*EXERCISE BRIEF*: Below are the records; copy every line in them that holds the string "Formules".
★ ★ ★ ★ ★
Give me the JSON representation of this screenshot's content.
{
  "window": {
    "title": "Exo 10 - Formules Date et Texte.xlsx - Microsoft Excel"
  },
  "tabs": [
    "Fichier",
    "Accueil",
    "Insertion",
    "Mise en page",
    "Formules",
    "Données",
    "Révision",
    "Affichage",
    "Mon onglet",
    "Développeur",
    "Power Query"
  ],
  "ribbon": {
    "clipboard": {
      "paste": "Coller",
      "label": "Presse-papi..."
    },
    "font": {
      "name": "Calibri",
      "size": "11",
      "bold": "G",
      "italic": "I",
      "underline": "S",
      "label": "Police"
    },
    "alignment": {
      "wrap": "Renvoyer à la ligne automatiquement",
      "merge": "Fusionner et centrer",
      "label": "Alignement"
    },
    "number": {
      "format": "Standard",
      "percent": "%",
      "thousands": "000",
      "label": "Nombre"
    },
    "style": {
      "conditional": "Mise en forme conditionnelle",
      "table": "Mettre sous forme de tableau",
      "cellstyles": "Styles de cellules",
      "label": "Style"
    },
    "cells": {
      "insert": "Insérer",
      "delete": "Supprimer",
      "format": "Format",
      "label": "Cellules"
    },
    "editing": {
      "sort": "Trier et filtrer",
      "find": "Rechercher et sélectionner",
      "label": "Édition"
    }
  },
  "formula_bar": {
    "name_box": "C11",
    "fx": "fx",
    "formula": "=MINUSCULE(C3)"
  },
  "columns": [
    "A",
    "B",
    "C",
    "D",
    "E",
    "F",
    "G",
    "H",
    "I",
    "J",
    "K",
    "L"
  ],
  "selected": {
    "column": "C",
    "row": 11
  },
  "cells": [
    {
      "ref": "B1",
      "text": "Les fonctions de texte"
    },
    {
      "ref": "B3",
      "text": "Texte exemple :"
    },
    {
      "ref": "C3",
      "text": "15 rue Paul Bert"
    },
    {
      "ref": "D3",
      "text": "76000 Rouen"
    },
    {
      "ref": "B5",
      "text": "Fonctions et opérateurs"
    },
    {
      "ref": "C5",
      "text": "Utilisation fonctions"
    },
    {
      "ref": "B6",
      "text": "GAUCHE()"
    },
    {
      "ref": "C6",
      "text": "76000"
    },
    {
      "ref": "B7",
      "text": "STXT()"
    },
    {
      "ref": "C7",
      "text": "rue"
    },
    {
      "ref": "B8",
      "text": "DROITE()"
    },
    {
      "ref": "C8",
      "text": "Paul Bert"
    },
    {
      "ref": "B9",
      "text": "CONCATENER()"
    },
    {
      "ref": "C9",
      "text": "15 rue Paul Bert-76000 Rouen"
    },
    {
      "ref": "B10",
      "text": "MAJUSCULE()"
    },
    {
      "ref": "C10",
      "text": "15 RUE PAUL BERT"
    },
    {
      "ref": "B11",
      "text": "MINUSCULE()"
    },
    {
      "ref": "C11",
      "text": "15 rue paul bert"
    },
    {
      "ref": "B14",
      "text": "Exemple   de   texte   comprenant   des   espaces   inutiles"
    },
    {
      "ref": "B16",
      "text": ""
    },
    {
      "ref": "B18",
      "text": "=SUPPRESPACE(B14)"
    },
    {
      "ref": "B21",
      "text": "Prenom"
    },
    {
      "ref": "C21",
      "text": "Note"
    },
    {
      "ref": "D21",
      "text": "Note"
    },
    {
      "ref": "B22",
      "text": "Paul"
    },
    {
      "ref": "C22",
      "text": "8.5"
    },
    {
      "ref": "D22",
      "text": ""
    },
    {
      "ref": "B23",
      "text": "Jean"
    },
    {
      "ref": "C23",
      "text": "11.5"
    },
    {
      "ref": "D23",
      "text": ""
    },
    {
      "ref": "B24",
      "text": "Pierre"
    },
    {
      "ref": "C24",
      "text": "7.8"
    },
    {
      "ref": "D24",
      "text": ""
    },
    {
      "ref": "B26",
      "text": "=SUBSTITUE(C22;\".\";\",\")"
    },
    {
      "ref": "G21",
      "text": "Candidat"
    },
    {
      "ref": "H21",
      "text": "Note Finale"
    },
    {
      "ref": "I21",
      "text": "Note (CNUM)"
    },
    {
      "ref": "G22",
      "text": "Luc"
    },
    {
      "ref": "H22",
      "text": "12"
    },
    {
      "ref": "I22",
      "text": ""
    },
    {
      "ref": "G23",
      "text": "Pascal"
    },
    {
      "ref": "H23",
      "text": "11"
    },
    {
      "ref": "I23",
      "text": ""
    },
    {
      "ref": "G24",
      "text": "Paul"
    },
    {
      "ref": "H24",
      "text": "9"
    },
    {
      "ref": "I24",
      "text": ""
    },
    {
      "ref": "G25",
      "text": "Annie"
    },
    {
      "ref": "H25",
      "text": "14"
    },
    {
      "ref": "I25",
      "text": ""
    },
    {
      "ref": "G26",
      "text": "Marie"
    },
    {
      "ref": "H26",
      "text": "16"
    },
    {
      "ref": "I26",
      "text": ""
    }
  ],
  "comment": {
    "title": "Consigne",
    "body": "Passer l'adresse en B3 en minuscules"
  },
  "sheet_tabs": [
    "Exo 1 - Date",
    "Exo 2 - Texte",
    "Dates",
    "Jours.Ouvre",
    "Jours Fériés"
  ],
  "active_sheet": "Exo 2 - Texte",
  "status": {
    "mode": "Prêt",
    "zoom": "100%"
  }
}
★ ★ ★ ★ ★
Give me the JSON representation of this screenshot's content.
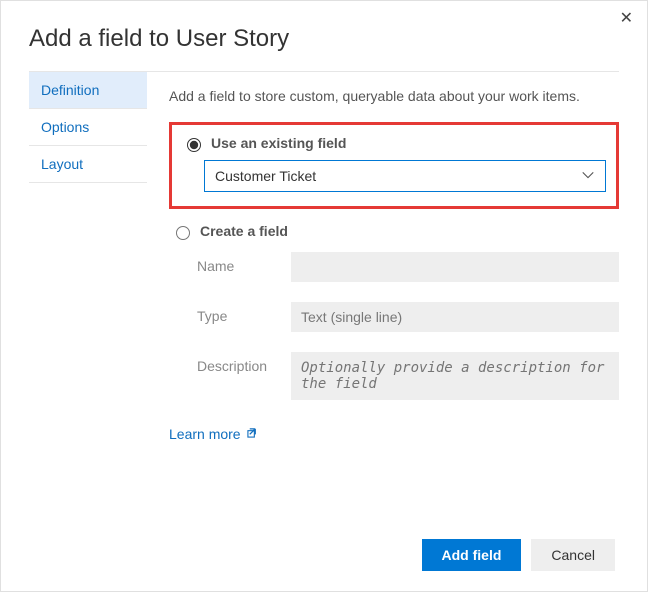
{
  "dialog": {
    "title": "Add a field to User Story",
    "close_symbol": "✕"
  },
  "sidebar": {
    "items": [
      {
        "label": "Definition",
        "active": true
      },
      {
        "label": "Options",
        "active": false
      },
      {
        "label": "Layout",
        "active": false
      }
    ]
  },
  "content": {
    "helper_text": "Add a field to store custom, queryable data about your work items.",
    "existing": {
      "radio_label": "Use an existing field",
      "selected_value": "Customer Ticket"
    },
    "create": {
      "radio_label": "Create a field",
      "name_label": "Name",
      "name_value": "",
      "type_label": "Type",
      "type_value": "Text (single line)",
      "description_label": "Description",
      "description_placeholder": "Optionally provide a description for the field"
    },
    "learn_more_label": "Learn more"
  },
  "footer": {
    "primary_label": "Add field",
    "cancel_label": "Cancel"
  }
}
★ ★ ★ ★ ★
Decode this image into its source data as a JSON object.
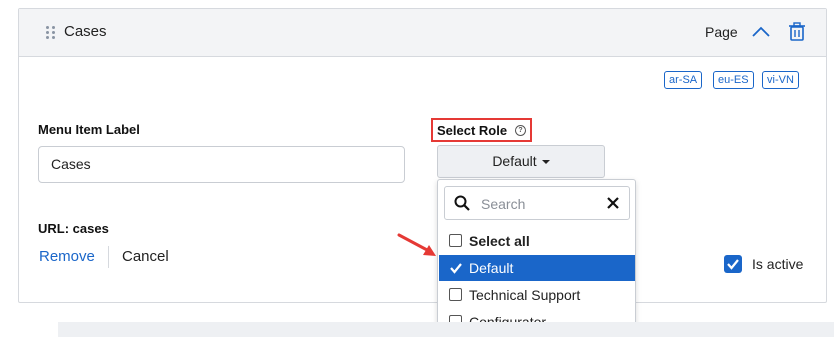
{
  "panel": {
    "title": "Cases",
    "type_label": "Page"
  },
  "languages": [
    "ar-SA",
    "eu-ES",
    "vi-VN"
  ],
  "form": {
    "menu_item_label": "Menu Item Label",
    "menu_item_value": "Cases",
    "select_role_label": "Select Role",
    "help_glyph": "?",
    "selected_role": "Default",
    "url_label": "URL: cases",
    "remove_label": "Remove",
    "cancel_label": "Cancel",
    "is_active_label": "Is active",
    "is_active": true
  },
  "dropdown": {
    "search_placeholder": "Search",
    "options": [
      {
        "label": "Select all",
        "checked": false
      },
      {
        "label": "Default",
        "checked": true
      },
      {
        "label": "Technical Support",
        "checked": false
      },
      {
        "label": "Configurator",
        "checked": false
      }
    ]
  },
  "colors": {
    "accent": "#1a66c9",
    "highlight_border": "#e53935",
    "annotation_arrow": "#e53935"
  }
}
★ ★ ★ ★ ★
*SOLUTION*:
    "title": "Exo 10 - Formules Date et Texte.xlsx - Microsoft Excel"
    "Formules",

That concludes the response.